Danielle Spinelli (for the trustee Rameker) got just as focused a set of questions. In particular, Justice Breyer challenged her in detail on the apparently parallel structure of the subsections of Section 522.  Most of them mention “the debtor’s” interest in the property in question.  Pointing out that “[w]hen we got to the provision” here, it “oddly enough” does not include that qualifier, Breyer expressed doubt about a reading that implicitly limits it to “the debtor’s” retirement funds.  Although he gave her plenty of time to respond, he remained steadfastly unpersuaded.  In his oft-repeated view, the question at the core was whether funds that “were set aside for retirement . . . change their character because a different person now owns the fund,” a question “where common sense, frankly, in my case doesn’t get me anywhere.”

Offering one of his characteristic hypotheticals, Breyer wondered: “Now, if you were talking about pearl earrings, you would say they stay pearl earrings no matter who retains them. If you say retirement funds, you say, ‘but they were retirement funds.’ When did they change their nature? And at that point you have to make your argument, which I think is more complicated, but . . . he makes his argument and says ‘let’s keep this simple.’”

Joining in, Justice Kagan raised a point she found “perplexing” about Spinelli’s position:  “These are not arcane accounts. Tons and tons of people have IRAs and they die every day, and then they’re inherited IRAs. So, I mean, this is something that applies to masses of people, and it seems to me that if Congress meant to exclude these inherited IRAs, why wouldn’t it have said so? This is not like a hidden thing.”

It was my view based on the briefs alone that the case was pretty close on the statutory language, but that Rameker and Spinelli had distinctly the better side of it.  If we can glean anything from the argument, I would say that Clark and Shanmugam appear to have made up considerable ground, persuading the Justices at least that their position makes practical sense. One noteworthy aspect of the argument is the odd reticence of Justice Scalia.  In a case that presents such a clean and straightforward question of statutory interpretation, it is odd that Justice Scalia was almost entirely silent (asking only a single brief question during the closing seconds of Shanmugam’s rebuttal). The Justices well might settle into a consensus when it comes to the writing of opinions, but this is not a case in which the Justices seem to have left the oral argument with any fixed view of a proper answer.

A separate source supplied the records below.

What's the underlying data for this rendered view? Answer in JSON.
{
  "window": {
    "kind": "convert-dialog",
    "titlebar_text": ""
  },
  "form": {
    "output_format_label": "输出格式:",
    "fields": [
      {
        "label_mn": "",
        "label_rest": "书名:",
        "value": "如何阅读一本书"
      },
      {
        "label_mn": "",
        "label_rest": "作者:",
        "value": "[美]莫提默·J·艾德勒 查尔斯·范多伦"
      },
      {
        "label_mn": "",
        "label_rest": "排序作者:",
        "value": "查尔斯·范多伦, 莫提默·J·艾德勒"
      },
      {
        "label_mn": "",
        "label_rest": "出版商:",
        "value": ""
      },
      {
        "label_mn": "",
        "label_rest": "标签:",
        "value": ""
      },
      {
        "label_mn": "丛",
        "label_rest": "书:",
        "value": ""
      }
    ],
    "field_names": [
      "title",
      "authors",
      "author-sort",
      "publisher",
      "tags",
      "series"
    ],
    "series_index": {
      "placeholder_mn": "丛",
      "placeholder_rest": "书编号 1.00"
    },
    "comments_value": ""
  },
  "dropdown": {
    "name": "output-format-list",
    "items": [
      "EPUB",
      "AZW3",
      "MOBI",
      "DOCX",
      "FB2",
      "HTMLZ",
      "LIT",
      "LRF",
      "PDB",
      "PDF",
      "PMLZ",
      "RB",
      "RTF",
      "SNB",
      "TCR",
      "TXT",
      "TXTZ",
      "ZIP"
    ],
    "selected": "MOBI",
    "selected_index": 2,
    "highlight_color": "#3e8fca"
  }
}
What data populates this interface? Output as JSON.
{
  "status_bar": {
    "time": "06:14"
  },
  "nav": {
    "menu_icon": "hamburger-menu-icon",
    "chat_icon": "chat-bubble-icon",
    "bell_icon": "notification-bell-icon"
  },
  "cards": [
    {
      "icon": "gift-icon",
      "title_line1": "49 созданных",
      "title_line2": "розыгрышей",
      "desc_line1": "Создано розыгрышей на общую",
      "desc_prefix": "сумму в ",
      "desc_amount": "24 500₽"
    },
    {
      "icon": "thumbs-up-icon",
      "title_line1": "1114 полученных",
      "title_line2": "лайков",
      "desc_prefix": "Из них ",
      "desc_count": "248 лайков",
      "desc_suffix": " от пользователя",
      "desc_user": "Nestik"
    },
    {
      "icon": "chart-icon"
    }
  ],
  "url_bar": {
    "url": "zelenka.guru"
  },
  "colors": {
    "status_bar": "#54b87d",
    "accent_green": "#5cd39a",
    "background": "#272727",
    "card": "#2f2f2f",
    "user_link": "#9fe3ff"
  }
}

Recommended Citation: Ronald Mann, Argument analysis: Justices on the edge about protections for inherited retirement funds in bankrupt, SCOTUSblog (Apr. 3, 2014, 9:54 AM),